Book reviews by Joseph, Book reviews by kids

Book review — Refugee: the Diary of Ali Ismail

Refugee: The Diary of Ali Ismail by Alan Sunderland, Scholastic Press, ISBN 1865049190

refugee (cover)


Joseph borrowed this book from his school library.

Refugee is the diary of a 14-year-old boy who leaves his parents in Afghanistan to get freedom in Australia. He arrives on a boat that almost sank during the journey. It’s not easy for Ali when he gets to Australia either — he’s sent off to Woomera, which is a detention centre. Will he ever be free from Woomera and live a normal Australian life?

I didn’t know much about refugees other than bits I had heard on the news and I was interested in this story. I’d read some other My Australian Story books and when I was looking for some more on the library shelf I came across this one. I like books written as a diary because it feels like it’s really from that person’s point of view and it seems like Ali’s story is actually true. This was a great book. It was quite a long one too, and I learned that sometimes children are refugees all on their own and it’s so hard for them.

This book is pitched at boys and girls who don’t mind books that aren’t humorous. Kids that like history, current affairs and books about human rights would like this book. It’s best for readers aged 11+.
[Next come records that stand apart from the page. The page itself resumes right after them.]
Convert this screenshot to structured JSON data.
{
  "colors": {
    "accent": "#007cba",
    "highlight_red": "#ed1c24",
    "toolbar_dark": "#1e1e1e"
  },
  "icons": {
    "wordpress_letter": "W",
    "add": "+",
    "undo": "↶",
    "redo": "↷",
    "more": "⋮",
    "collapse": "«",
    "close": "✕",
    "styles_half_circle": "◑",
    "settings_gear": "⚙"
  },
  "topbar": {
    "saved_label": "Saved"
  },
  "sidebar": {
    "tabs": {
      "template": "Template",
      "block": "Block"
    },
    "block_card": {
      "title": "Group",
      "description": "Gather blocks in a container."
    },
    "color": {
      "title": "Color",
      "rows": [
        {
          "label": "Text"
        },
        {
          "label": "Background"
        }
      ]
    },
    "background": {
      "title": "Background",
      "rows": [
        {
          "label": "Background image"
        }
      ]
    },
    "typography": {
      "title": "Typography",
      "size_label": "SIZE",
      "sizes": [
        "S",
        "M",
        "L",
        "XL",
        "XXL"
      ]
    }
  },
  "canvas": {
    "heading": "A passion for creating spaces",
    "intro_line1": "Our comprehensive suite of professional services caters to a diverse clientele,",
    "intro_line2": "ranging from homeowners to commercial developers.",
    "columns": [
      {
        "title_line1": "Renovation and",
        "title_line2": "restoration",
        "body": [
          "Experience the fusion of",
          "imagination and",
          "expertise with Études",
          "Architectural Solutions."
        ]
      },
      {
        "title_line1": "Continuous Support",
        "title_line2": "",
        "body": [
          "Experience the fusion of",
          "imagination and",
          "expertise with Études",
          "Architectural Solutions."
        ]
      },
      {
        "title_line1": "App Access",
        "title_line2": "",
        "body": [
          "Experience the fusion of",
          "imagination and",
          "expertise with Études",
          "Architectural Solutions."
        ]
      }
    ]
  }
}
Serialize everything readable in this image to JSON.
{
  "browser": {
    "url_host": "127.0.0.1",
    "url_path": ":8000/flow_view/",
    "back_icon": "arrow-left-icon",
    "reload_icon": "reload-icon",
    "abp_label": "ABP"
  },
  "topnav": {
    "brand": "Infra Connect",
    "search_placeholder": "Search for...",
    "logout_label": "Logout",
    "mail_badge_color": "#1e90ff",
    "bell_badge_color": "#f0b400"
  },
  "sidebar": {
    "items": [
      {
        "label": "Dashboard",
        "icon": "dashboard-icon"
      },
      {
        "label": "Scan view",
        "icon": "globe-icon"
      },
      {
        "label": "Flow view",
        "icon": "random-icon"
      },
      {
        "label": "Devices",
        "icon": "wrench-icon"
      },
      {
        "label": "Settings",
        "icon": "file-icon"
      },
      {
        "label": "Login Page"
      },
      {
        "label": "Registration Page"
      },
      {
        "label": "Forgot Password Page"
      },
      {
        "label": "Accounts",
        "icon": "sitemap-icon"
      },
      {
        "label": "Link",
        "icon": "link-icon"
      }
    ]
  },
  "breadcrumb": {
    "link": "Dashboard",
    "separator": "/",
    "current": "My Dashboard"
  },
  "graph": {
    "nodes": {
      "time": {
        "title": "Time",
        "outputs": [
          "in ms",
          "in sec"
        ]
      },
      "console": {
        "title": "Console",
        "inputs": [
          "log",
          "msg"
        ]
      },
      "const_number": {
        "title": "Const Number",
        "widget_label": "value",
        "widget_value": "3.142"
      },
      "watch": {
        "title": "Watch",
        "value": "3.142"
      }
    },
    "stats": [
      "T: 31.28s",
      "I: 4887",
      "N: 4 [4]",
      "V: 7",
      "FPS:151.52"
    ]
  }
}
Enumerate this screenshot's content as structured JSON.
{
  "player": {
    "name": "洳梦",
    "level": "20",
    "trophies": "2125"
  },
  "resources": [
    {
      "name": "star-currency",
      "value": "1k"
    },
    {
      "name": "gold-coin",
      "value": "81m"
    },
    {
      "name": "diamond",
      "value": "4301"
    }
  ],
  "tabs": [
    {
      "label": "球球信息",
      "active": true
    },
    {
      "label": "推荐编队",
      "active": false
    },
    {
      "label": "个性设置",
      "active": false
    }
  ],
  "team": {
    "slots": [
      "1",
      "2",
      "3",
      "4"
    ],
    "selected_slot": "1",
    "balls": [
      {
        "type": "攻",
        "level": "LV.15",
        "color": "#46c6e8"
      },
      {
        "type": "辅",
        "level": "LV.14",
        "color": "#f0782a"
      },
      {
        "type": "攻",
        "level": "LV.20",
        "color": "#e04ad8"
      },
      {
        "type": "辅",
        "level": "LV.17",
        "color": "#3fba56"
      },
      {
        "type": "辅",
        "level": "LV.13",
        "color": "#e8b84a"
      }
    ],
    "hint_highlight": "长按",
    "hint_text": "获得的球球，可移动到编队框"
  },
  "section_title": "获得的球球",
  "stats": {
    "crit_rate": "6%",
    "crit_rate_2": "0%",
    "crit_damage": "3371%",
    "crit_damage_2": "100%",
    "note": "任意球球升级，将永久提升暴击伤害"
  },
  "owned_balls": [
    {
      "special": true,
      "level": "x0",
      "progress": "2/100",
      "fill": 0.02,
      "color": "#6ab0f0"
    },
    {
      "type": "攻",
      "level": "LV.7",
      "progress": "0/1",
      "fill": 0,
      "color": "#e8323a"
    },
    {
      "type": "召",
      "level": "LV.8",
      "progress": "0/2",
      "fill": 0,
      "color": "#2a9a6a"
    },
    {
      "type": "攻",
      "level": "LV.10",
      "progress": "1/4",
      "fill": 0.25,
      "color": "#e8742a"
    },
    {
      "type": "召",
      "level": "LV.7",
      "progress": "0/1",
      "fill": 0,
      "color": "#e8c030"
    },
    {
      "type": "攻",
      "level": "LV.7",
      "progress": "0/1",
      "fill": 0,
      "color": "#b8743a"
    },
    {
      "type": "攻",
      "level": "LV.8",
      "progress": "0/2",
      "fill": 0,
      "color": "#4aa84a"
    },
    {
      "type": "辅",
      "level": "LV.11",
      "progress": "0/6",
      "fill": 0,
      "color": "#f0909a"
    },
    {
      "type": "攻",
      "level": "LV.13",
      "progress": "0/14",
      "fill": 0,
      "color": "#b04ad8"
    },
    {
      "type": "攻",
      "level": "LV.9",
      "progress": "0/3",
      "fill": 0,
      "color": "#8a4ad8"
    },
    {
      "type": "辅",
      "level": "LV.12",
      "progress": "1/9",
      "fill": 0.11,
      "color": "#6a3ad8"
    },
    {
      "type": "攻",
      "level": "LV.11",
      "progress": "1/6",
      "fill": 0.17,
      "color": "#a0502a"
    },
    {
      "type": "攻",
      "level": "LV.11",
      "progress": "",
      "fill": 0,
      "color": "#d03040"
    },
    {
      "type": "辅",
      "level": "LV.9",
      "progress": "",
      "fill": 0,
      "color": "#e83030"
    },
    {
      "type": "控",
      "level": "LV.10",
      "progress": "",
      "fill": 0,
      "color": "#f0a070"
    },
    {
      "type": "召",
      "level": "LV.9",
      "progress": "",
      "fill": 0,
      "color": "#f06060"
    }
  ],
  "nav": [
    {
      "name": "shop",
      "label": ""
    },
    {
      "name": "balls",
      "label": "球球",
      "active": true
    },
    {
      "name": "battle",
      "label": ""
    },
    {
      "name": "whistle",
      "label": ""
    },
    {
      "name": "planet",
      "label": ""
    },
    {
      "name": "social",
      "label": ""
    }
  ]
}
Joseph is one of our regular book reviewers. His most recent review (if you don’t count this one) was of Celebrating Australia: A Year in Poetry. If YOU would like to send us a book review, check out our submission guidelines. Happy reading!